  25. 25.
    Nemat-Nasser S, Shokooh A (1979) A unified approach to densification and liquefaction of cohesionless sand in cyclic shearing. Can Geotech J 16(4):659–678CrossRefGoogle Scholar
  26. 26.
    Obermeier SF (1989) The new Madrid earthquakes: an engineering-geologic interpretation of relict liquefaction features. U.S. geological survey professional paper 1336-B, p 114Google Scholar
  27. 27.
    Ramana CV, Bhaskar CH, Rao PP, Reddy TB (2015) Soil quality in four different areas of Visakhapatnam city, Andhra Pradesh, India. Int J Curr Microbiol App Sci 4(1):528–532Google Scholar
  28. 28.
    Reddy PR, Chandrakala K (2004) Seismicity in and around Ongole, Andhra Pradesh-an appraisal. J Indian Geophys Union 8(2):143–146Google Scholar
  29. 29.
    Robertson PK, Wride CE (1998) Evaluating cyclic liquefaction potential using the cone penetration test. Can Geotechn J 35(3):442–459CrossRefGoogle Scholar
  30. 30.
    Roy SK, Srinagesh D, Saikia D, Singh A, Kumar MR (2012) Seismic anisotropy beneath the Eastern Dharwar craton. Lithosphere 4:259–268CrossRefGoogle Scholar
  31. 31.
    Satyam DN (2006) Seismic microzonation of delhi region, Indian Institute of Technology Delhi (Doctoral dissertation)Google Scholar
  32. 32.
    Schnabel PB, Lysmer J, Seed HB (1972) SHAKE: a computer program for earthquake response analysis of horizontal layered sites. Earthquake Engineering Research Centre, University of California, Berkeley, CA, USA, Report No EERC 72-12Google Scholar
  33. 33.
    Seed HB, Idriss IM (1970) Soil moduli and damping factors for dynamic response analyses.

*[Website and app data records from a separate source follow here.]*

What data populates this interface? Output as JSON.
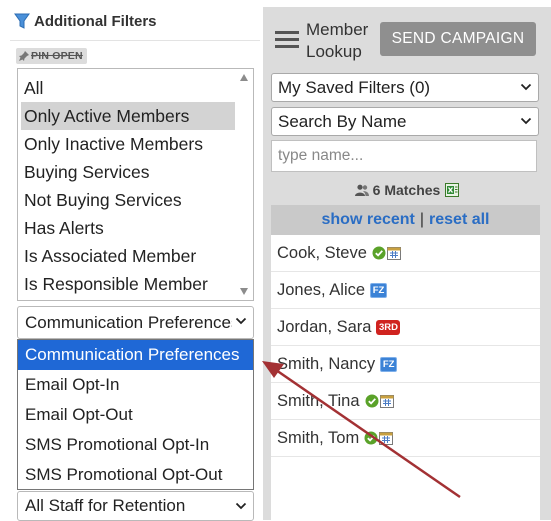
{
  "filters": {
    "title": "Additional Filters",
    "pin_label": "PIN OPEN",
    "items": [
      "All",
      "Only Active Members",
      "Only Inactive Members",
      "Buying Services",
      "Not Buying Services",
      "Has Alerts",
      "Is Associated Member",
      "Is Responsible Member"
    ],
    "selected_item": "Only Active Members",
    "communication_select": "Communication Preferences",
    "communication_options": [
      "Communication Preferences",
      "Email Opt-In",
      "Email Opt-Out",
      "SMS Promotional Opt-In",
      "SMS Promotional Opt-Out"
    ],
    "staff_select": "All Staff for Retention"
  },
  "lookup": {
    "title_line1": "Member",
    "title_line2": "Lookup",
    "send_button": "SEND CAMPAIGN",
    "saved_filters": "My Saved Filters (0)",
    "search_by": "Search By Name",
    "search_placeholder": "type name...",
    "matches": "6 Matches",
    "show_recent": "show recent",
    "separator": "|",
    "reset_all": "reset all",
    "members": [
      {
        "name": "Cook, Steve",
        "badges": [
          "check-icon",
          "calendar-icon"
        ]
      },
      {
        "name": "Jones, Alice",
        "badges": [
          "FZ"
        ]
      },
      {
        "name": "Jordan, Sara",
        "badges": [
          "3RD"
        ]
      },
      {
        "name": "Smith, Nancy",
        "badges": [
          "FZ"
        ]
      },
      {
        "name": "Smith, Tina",
        "badges": [
          "check-icon",
          "calendar-icon"
        ]
      },
      {
        "name": "Smith, Tom",
        "badges": [
          "check-icon",
          "calendar-icon"
        ]
      }
    ]
  },
  "colors": {
    "highlight": "#1f68d6",
    "link": "#2a6dc4",
    "arrow": "#a33134",
    "check": "#5aa229",
    "third_badge": "#d0231f",
    "fz_badge": "#3b82d6"
  }
}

Report EERC 70-10, Earthquake Engineering Research Center, University of California, BerkeleyGoogle Scholar
  34. 34.
    Seed HB, Idriss IM (1971) Simplified procedure for evaluating soil liquefaction potential. J Soil Mech Found Div 97:1249–1273Google Scholar
  35. 35.
    Seed HB, Peacock WH (1971) Test procedures for measuring soil liquefaction characteristics. J Geotech Eng Div ASCE 97(8):1099–1119Google Scholar
  36. 36.
    Seed HB, Sun JI (1989) Implications of site effects in the Mexico City earthquake of Sept. 19, 1985 for earthquake-resistant design criteria in the San Francisco Bay Area of California, vol 89, No. 3. Earthquake Engineering Research Center, University of CaliforniaGoogle Scholar
  37. 37.
    Sitharam TG, Anbazhagan P, Vinod JS (2009) Probabilistic seismic hazard analysis for Bangalore. Nat Hazards 48(2):145–166CrossRefGoogle Scholar
  38. 38.
    Subba Rao N, Madhusudhana Reddy P (2006) Monitoring the groundwater quality in an urban area – An environmental impact assessment and management. J Appl Geochem 8:37–56Google Scholar
  39. 39.
    Susumu Y (2000) Collection of surface data for the prediction of liquefaction potential (partially quoted from the papers by Ishihara and Yasuda (1991) and TC4 (1999)Google Scholar
  40. 40.
    Wakamatsu K, Yoshida N, Kiku H (2006) Liquefaction during the 2004 niigata-ken chuetsu earthquake—general aspect and geotechnical and geomorphologic conditions—. Doboku Gakkai Ronbunshuu C 62:236–276CrossRefGoogle Scholar
  41. 41.
    Yoshida N, Kobayashi S, Suetomi I, Miura K (2002) Equivalent linear method considering frequency dependent characteristics of stiffness and damping. Soil Dyn Earthq Eng 22(3):205–222CrossRefGoogle Scholar
  42. 42.
    Youd TL, Hoose SN (1977) Liquefaction susceptibility and geologic setting. In: Proceedings of 6th world conference on earthquake engineering, vol 6, New Delhi, pp 37–42Google Scholar
  43. 43.
    Youd TL, Idriss IM (2001) Liquefaction resistance of soils: summary report from the 1996 NCEER and 1998 NCEER/NSF workshops on evaluation of liquefaction resistance of soils. J Geotechn Geo Environ Eng 127(4):297–313CrossRefGoogle Scholar
  44. 44.

Copyright information

© Springer International Publishing AG 2017

Authors and Affiliations

  1. 1.Geotechnical Engineering Laboratory, EERCInternational Institute of Information TechnologyHyderabadIndia

Personalised recommendations